It can be difficult to discern when or how to reveal your Alzheimer's diagnosis to close family members. It might be helpful to write your thoughts down before talking with anyone.
When you are emotionally ready, set aside an appropriate time and a place to meet in private so you and your family members can speak and respond freely. Let your family know in advance that you have something important to discuss with them.
Telling your family about your diagnosis is an important part of coping with it. You want your family to know so it can support and assist you as you navigate the journey.
Try to be well-informed about the disease so you can explain it thoroughly to your family members. Have educational materials or tips sheets available to share with them. The more they know and learn about Alzheimer’s, the more comfortable they may feel around you.
Be open and honest and allow them to be the same without judgment and give them time to react and process what you are telling them. The uncertainty of the disease makes it difficult to predict how anyone will respond, so patience and understanding should guide the conversations.
Most likely after being told of your diagnosis, family members will have many questions and have concerns about how they should act around you. Though relationships may change as the disease progresses, you will want to focus on the positive and assure them of your wishes and desires.
You will want to hold conversations about your preferences for future health care needs and about establishing legal safeguards, like durable powers of attorney and other imminent financial decisions. When conversations get heavy or anxieties reach a peak or if you get overwhelmed, take a break and perhaps consider convening at a later time so everyone can absorb everything that has been said.
Once your diagnosis is disclosed, your family members and then your friends will have to face the harsh reality that accompanies Alzheimer’s disease.
Realize that those close to you might not have the reaction you had hoped for or can give the support you want, but you cannot control how they react.
Many people are uncomfortable with the disease, fear it and don’t really know how to handle it. Author Carol Bradley Bursack, founder of Minding Our Elders Caregiver Support, notes that “people begin to stay away, not because they’re bad people. It takes a very strong person to continue to keep visiting someone who may get so they don’t remember you, who can’t remember the same things you remember. It takes a lot of dedication. That doesn’t mean that they think any less of you. They’re simply hurting for you and hurting for themselves.”
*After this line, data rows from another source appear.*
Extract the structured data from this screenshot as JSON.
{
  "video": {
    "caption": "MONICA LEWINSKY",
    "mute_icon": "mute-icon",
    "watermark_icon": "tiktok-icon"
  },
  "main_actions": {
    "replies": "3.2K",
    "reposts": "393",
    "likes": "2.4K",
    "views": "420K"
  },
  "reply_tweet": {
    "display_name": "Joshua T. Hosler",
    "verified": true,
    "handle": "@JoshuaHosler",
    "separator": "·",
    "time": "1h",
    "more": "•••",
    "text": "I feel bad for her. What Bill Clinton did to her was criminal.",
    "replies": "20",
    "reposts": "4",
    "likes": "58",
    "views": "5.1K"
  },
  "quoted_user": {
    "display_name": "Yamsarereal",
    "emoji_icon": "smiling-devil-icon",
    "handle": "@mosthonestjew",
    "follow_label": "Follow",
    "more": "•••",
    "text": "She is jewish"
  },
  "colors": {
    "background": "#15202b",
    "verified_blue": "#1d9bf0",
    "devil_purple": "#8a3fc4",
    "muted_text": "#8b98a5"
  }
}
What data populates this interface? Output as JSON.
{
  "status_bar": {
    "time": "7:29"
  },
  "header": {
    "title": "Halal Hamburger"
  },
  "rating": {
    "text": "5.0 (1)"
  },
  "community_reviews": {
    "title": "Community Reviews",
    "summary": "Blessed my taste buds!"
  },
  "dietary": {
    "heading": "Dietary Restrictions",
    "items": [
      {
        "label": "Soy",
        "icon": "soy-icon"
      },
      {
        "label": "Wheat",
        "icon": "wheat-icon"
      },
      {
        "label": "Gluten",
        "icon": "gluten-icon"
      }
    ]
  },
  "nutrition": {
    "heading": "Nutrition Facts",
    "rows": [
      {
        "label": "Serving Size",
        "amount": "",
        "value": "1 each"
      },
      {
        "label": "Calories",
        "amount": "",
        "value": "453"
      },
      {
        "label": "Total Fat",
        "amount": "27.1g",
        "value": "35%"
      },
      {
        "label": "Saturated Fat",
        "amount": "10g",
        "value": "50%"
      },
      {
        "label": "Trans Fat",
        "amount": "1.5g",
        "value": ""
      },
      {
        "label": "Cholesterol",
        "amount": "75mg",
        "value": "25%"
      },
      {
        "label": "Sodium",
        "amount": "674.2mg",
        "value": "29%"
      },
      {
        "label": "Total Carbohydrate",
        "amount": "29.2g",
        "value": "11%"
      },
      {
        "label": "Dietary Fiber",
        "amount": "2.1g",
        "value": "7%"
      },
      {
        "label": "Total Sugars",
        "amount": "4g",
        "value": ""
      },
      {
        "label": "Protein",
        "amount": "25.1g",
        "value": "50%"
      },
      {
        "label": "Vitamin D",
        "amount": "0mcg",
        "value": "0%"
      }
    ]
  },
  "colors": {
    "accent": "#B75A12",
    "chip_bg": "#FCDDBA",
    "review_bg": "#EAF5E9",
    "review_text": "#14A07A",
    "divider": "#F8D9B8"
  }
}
In the long run, be gentle and patient with others and be especially the same with yourself.